So, too; the places of the minor planets can be got more accurately and quickly by means of photographs with this great telescope than by direct observation, and photographs of the most interesting of them all, the little planet Eros, have been very successfully obtained. So that, though doing nothing directly to improve the art of navigation, or to find the longitude at sea, the great photographic refractor takes its share in the work of 'Rectifying the Tables of the Planets.'
The reflector of 30 inches' aperture, which acts
as a counterpoise to the sheaf of telescopes of the
Thompson, is intended for use with the spectroscope,
the quality which mirrors possess of bringing all
rays, whatever their colour, to the same focus being
of great importance for spectroscopic work. But the
experiments which have been made with it in celestial
photography have proved so extremely successful as
to cause the postponement of the recommencement
of the spectroscopic researches. Chief amongst these photographs are some good ones of the moon, and more recently some exceedingly fine photographs of the principal nebulae.
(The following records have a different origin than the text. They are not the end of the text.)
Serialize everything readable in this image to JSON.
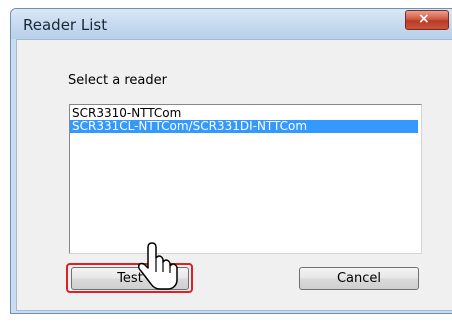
{
  "window": {
    "title": "Reader List",
    "close_label": "×"
  },
  "dialog": {
    "prompt": "Select a reader",
    "readers": [
      {
        "label": "SCR3310-NTTCom",
        "selected": false
      },
      {
        "label": "SCR331CL-NTTCom/SCR331DI-NTTCom",
        "selected": true
      }
    ],
    "test_label": "Test",
    "cancel_label": "Cancel"
  },
  "colors": {
    "selection": "#3399ff",
    "highlight": "#e21f26",
    "close_button": "#c9553d"
  },
  "icons": {
    "pointer": "hand-pointer-icon",
    "close": "close-icon"
  }
}
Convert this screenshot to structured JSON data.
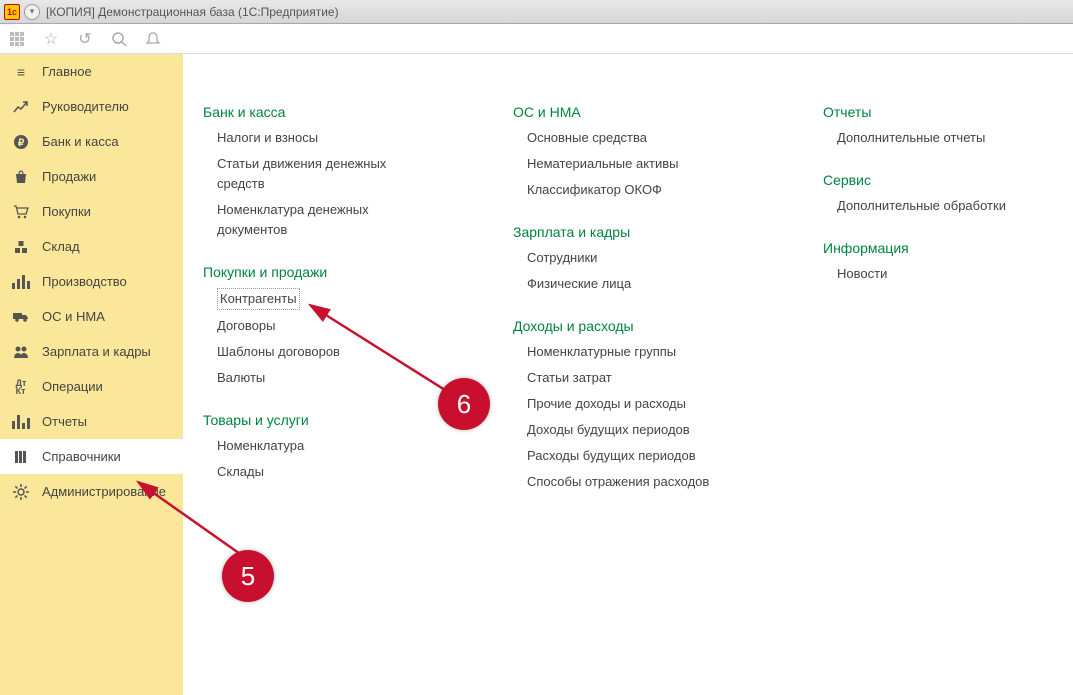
{
  "titlebar": {
    "title": "[КОПИЯ] Демонстрационная база  (1С:Предприятие)"
  },
  "sidebar": {
    "items": [
      {
        "label": "Главное"
      },
      {
        "label": "Руководителю"
      },
      {
        "label": "Банк и касса"
      },
      {
        "label": "Продажи"
      },
      {
        "label": "Покупки"
      },
      {
        "label": "Склад"
      },
      {
        "label": "Производство"
      },
      {
        "label": "ОС и НМА"
      },
      {
        "label": "Зарплата и кадры"
      },
      {
        "label": "Операции"
      },
      {
        "label": "Отчеты"
      },
      {
        "label": "Справочники"
      },
      {
        "label": "Администрирование"
      }
    ]
  },
  "columns": {
    "col1": {
      "sec1": {
        "title": "Банк и касса",
        "items": [
          "Налоги и взносы",
          "Статьи движения денежных средств",
          "Номенклатура денежных документов"
        ]
      },
      "sec2": {
        "title": "Покупки и продажи",
        "items": [
          "Контрагенты",
          "Договоры",
          "Шаблоны договоров",
          "Валюты"
        ]
      },
      "sec3": {
        "title": "Товары и услуги",
        "items": [
          "Номенклатура",
          "Склады"
        ]
      }
    },
    "col2": {
      "sec1": {
        "title": "ОС и НМА",
        "items": [
          "Основные средства",
          "Нематериальные активы",
          "Классификатор ОКОФ"
        ]
      },
      "sec2": {
        "title": "Зарплата и кадры",
        "items": [
          "Сотрудники",
          "Физические лица"
        ]
      },
      "sec3": {
        "title": "Доходы и расходы",
        "items": [
          "Номенклатурные группы",
          "Статьи затрат",
          "Прочие доходы и расходы",
          "Доходы будущих периодов",
          "Расходы будущих периодов",
          "Способы отражения расходов"
        ]
      }
    },
    "col3": {
      "sec1": {
        "title": "Отчеты",
        "items": [
          "Дополнительные отчеты"
        ]
      },
      "sec2": {
        "title": "Сервис",
        "items": [
          "Дополнительные обработки"
        ]
      },
      "sec3": {
        "title": "Информация",
        "items": [
          "Новости"
        ]
      }
    }
  },
  "callouts": {
    "a": "5",
    "b": "6"
  }
}
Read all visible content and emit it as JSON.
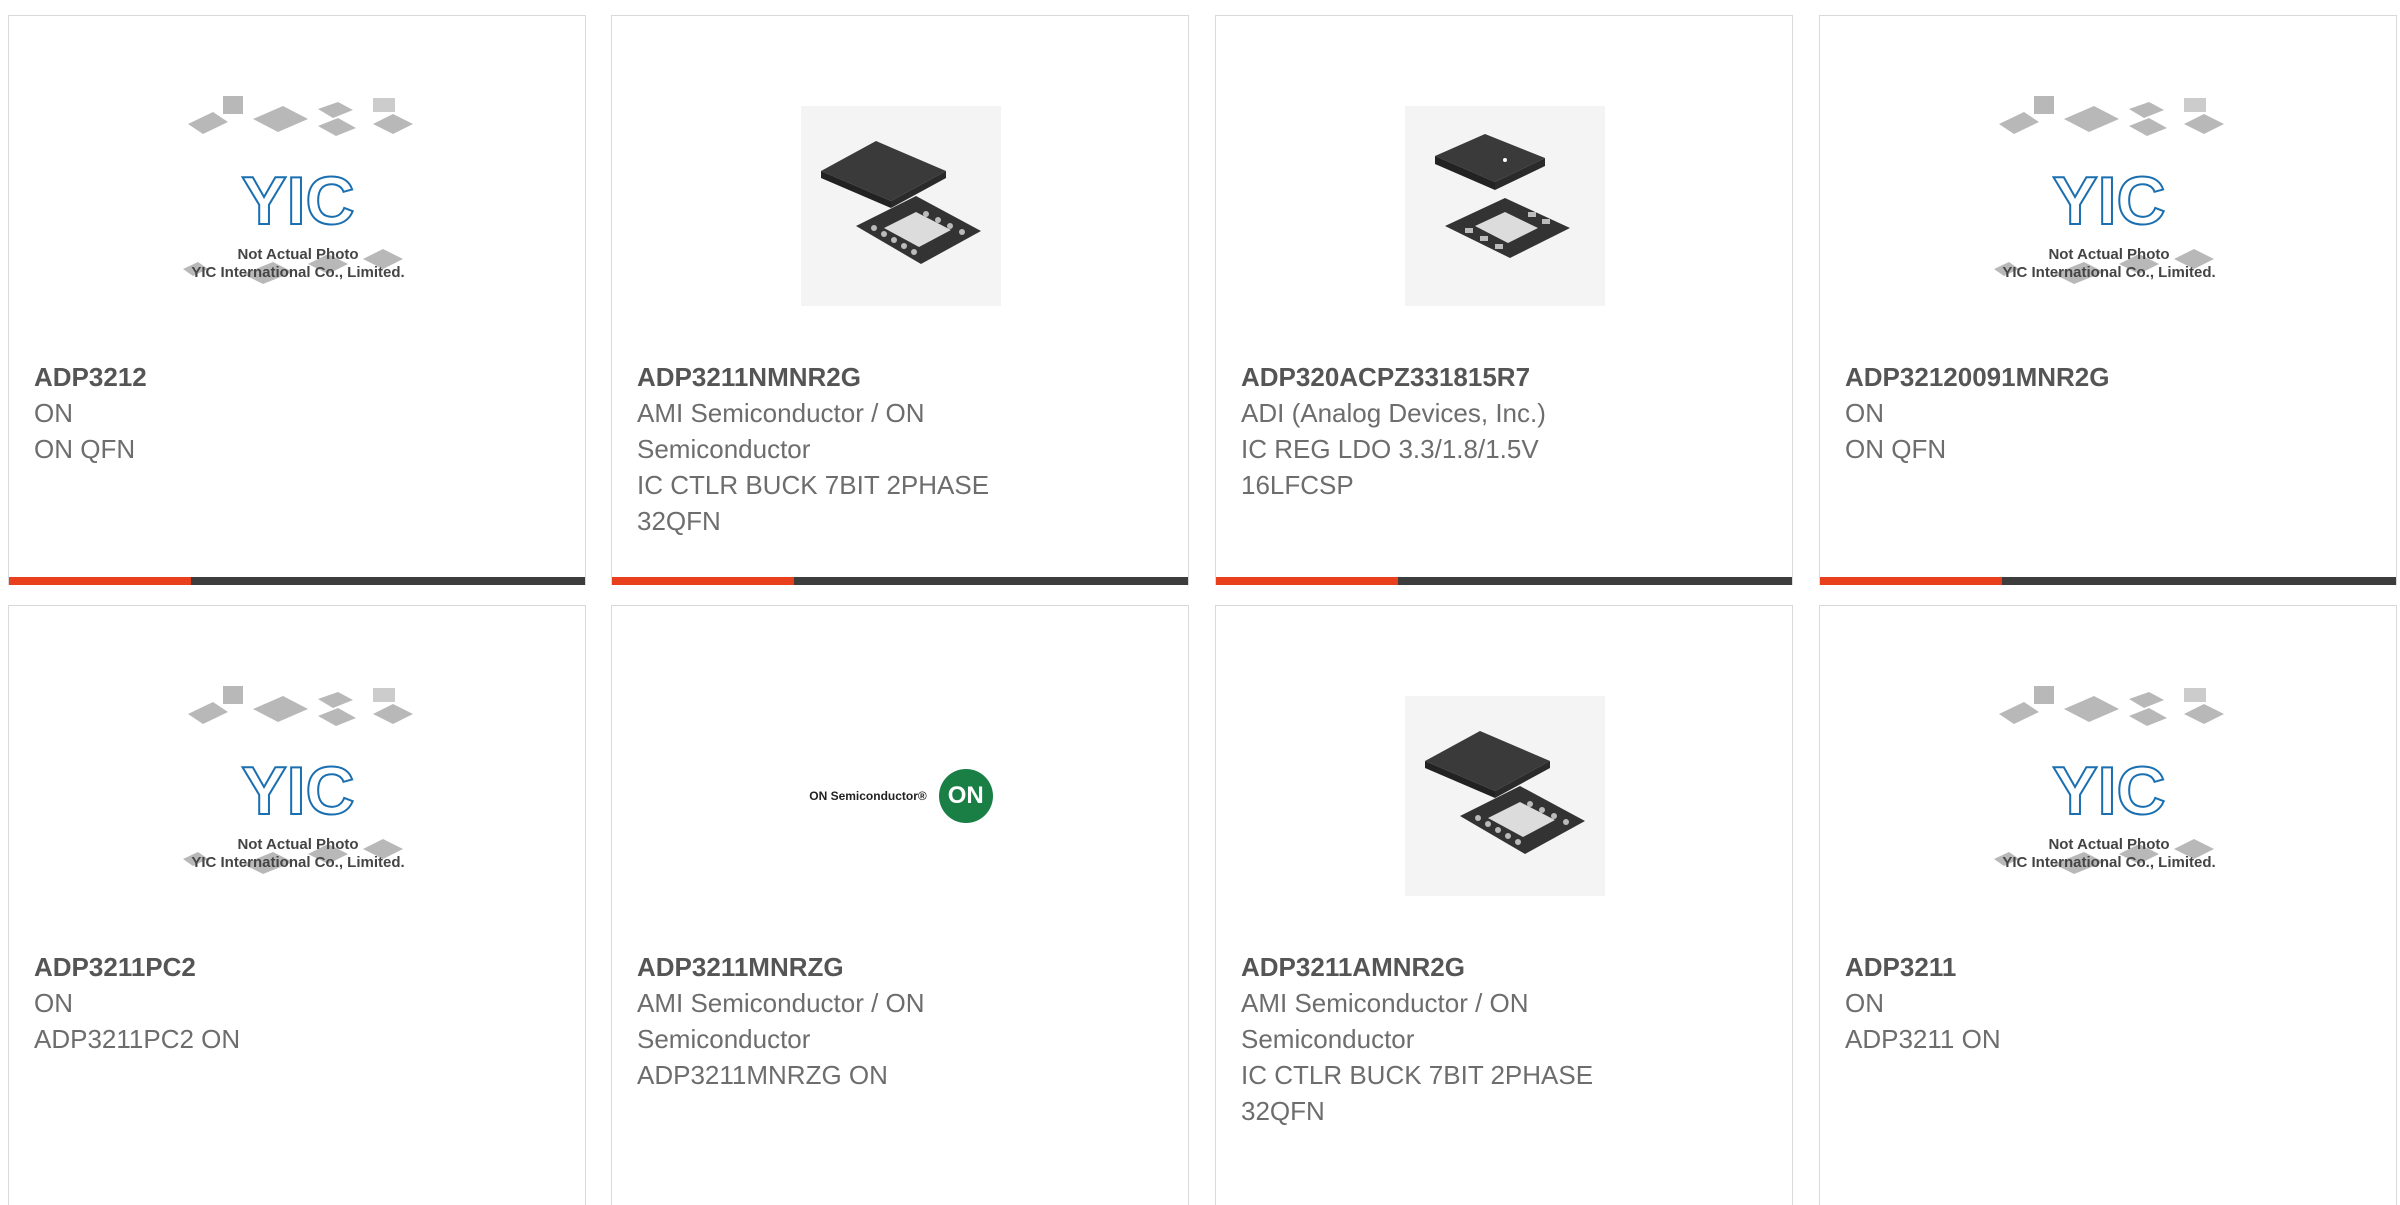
{
  "placeholder": {
    "logo_text": "YIC",
    "caption_line1": "Not Actual Photo",
    "caption_line2": "YIC International Co., Limited."
  },
  "on_logo": {
    "wordmark": "ON Semiconductor®",
    "badge": "ON"
  },
  "colors": {
    "accent": "#e8401c",
    "bar": "#3d3d3d",
    "yic_blue": "#1a6fb0"
  },
  "products": [
    {
      "part": "ADP3212",
      "maker": "ON",
      "maker2": "",
      "desc": "ON QFN",
      "desc2": "",
      "image": "placeholder"
    },
    {
      "part": "ADP3211NMNR2G",
      "maker": "AMI Semiconductor / ON",
      "maker2": "Semiconductor",
      "desc": "IC CTLR BUCK 7BIT 2PHASE",
      "desc2": "32QFN",
      "image": "qfn-32"
    },
    {
      "part": "ADP320ACPZ331815R7",
      "maker": "ADI (Analog Devices, Inc.)",
      "maker2": "",
      "desc": "IC REG LDO 3.3/1.8/1.5V",
      "desc2": "16LFCSP",
      "image": "lfcsp-16"
    },
    {
      "part": "ADP32120091MNR2G",
      "maker": "ON",
      "maker2": "",
      "desc": "ON QFN",
      "desc2": "",
      "image": "placeholder"
    },
    {
      "part": "ADP3211PC2",
      "maker": "ON",
      "maker2": "",
      "desc": "ADP3211PC2 ON",
      "desc2": "",
      "image": "placeholder"
    },
    {
      "part": "ADP3211MNRZG",
      "maker": "AMI Semiconductor / ON",
      "maker2": "Semiconductor",
      "desc": "ADP3211MNRZG ON",
      "desc2": "",
      "image": "on-logo"
    },
    {
      "part": "ADP3211AMNR2G",
      "maker": "AMI Semiconductor / ON",
      "maker2": "Semiconductor",
      "desc": "IC CTLR BUCK 7BIT 2PHASE",
      "desc2": "32QFN",
      "image": "qfn-32"
    },
    {
      "part": "ADP3211",
      "maker": "ON",
      "maker2": "",
      "desc": "ADP3211 ON",
      "desc2": "",
      "image": "placeholder"
    }
  ]
}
In no department of astronomy has photography brought us such striking results as in regard to the nebulae. Dr. Roberts' photograph of the great nebula in Andromeda converted the two or three meaningless rifts--which some of the best drawings had shown--into the divisions between concentric rings; and what had appeared a mere shapeless cloud was seen to be a vast symmetrical structure, a great sidereal system in the making. The great nebula in Orion has grown in successive photographs in detail and extent, until we have a large part of the constellation bound together in the convolutions of a single nebula of the most exquisite detail and most amazing complexity. The group of the Pleiades has had a more wonderful record still. Manifestly a single system even to the naked eye, and showing some faint indications of nebulosity in the telescope, the photographs have revealed its principal stars shining out from nebulous masses, in appearance like carded wool, and have shown smaller stars threaded on nebulous lines like pearls upon a string.
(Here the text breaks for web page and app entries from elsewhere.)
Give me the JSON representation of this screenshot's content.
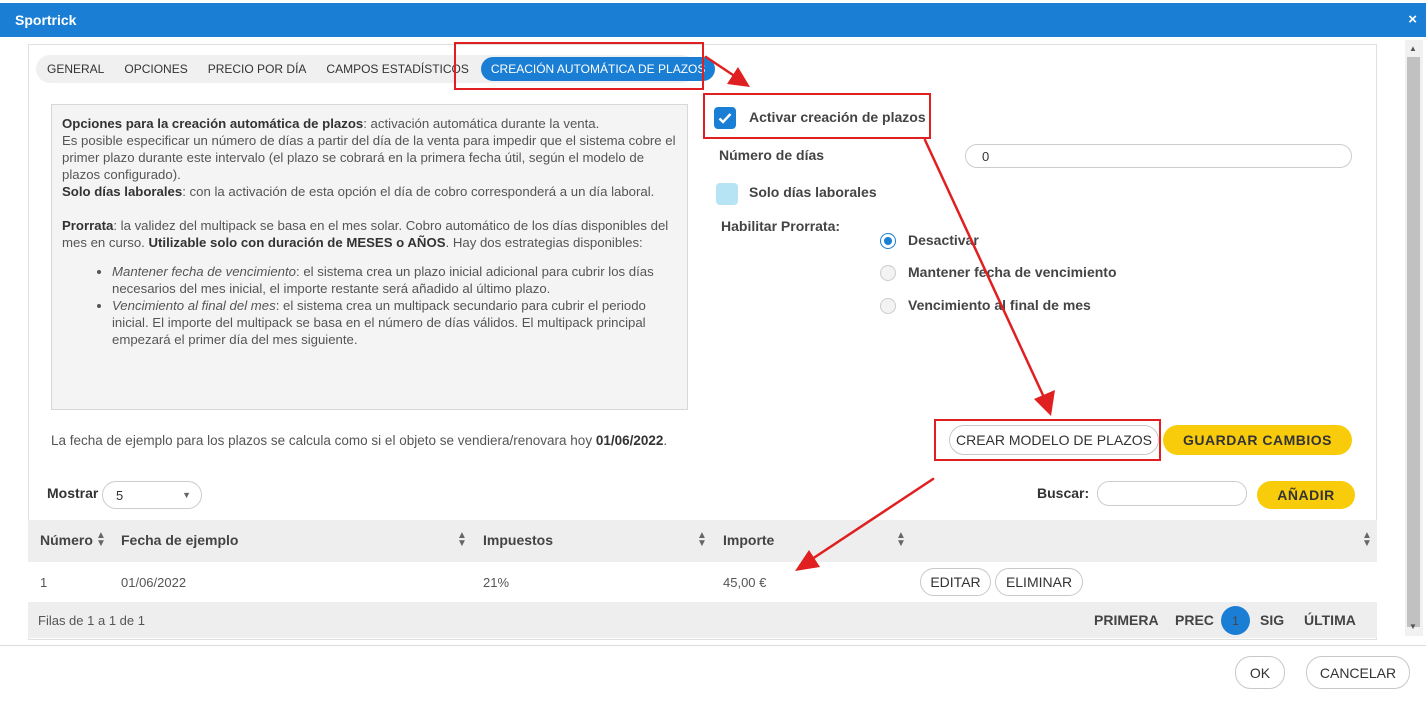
{
  "window": {
    "title": "Sportrick",
    "close_glyph": "×"
  },
  "tabs": [
    {
      "label": "GENERAL"
    },
    {
      "label": "OPCIONES"
    },
    {
      "label": "PRECIO POR DÍA"
    },
    {
      "label": "CAMPOS ESTADÍSTICOS"
    },
    {
      "label": "CREACIÓN AUTOMÁTICA DE PLAZOS"
    }
  ],
  "info": {
    "p1_bold": "Opciones para la creación automática de plazos",
    "p1_rest": ": activación automática durante la venta.",
    "p2": "Es posible especificar un número de días a partir del día de la venta para impedir que el sistema cobre el primer plazo durante este intervalo (el plazo se cobrará en la primera fecha útil, según el modelo de plazos configurado).",
    "p3_bold": "Solo días laborales",
    "p3_rest": ": con la activación de esta opción el día de cobro corresponderá a un día laboral.",
    "p4_bold": "Prorrata",
    "p4_rest1": ": la validez del multipack se basa en el mes solar. Cobro automático de los días disponibles del mes en curso. ",
    "p4_bold2": "Utilizable solo con duración de MESES o AÑOS",
    "p4_rest2": ". Hay dos estrategias disponibles:",
    "li1_italic": "Mantener fecha de vencimiento",
    "li1_rest": ": el sistema crea un plazo inicial adicional para cubrir los días necesarios del mes inicial, el importe restante será añadido al último plazo.",
    "li2_italic": "Vencimiento al final del mes",
    "li2_rest": ": el sistema crea un multipack secundario para cubrir el periodo inicial. El importe del multipack se basa en el número de días válidos. El multipack principal empezará el primer día del mes siguiente."
  },
  "form": {
    "activate_label": "Activar creación de plazos",
    "activate_checked": true,
    "days_label": "Número de días",
    "days_value": "0",
    "workdays_label": "Solo días laborales",
    "workdays_checked": false,
    "prorate_label": "Habilitar Prorrata:",
    "prorate_options": [
      {
        "label": "Desactivar",
        "selected": true
      },
      {
        "label": "Mantener fecha de vencimiento",
        "selected": false
      },
      {
        "label": "Vencimiento al final de mes",
        "selected": false
      }
    ]
  },
  "note": {
    "text": "La fecha de ejemplo para los plazos se calcula como si el objeto se vendiera/renovara hoy ",
    "date": "01/06/2022",
    "suffix": "."
  },
  "actions": {
    "create_model": "CREAR MODELO DE PLAZOS",
    "save": "GUARDAR CAMBIOS",
    "add": "AÑADIR"
  },
  "table_controls": {
    "show_label": "Mostrar",
    "page_size": "5",
    "search_label": "Buscar:",
    "search_value": ""
  },
  "table": {
    "columns": [
      "Número",
      "Fecha de ejemplo",
      "Impuestos",
      "Importe",
      ""
    ],
    "rows": [
      {
        "numero": "1",
        "fecha": "01/06/2022",
        "impuestos": "21%",
        "importe": "45,00 €",
        "edit": "EDITAR",
        "delete": "ELIMINAR"
      }
    ],
    "summary": "Filas de 1 a 1 de 1",
    "pagination": {
      "first": "PRIMERA",
      "prev": "PREC",
      "current": "1",
      "next": "SIG",
      "last": "ÚLTIMA"
    }
  },
  "dialog_buttons": {
    "ok": "OK",
    "cancel": "CANCELAR"
  },
  "colors": {
    "primary": "#1a7fd4",
    "accent_yellow": "#f9cc0b",
    "annotation_red": "#e02020"
  }
}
Such photographs are, of course, of no utilitarian value, and at present they lead us to no definite scientific conclusions. They lie, therefore, doubly outside the limits of the purely practical, but they attract us by their extreme beauty, and by the amazing difficulty of the problems they suggest. How are these weird masses of gas retained in such complex form over distances which must be reckoned by millions of millions of miles? By what agency are they made to glow so as to be visible to us here? What conceivable condition threads together suns on a line of nebula? What universes are here in the making, or perhaps it may be falling into ruin and decay?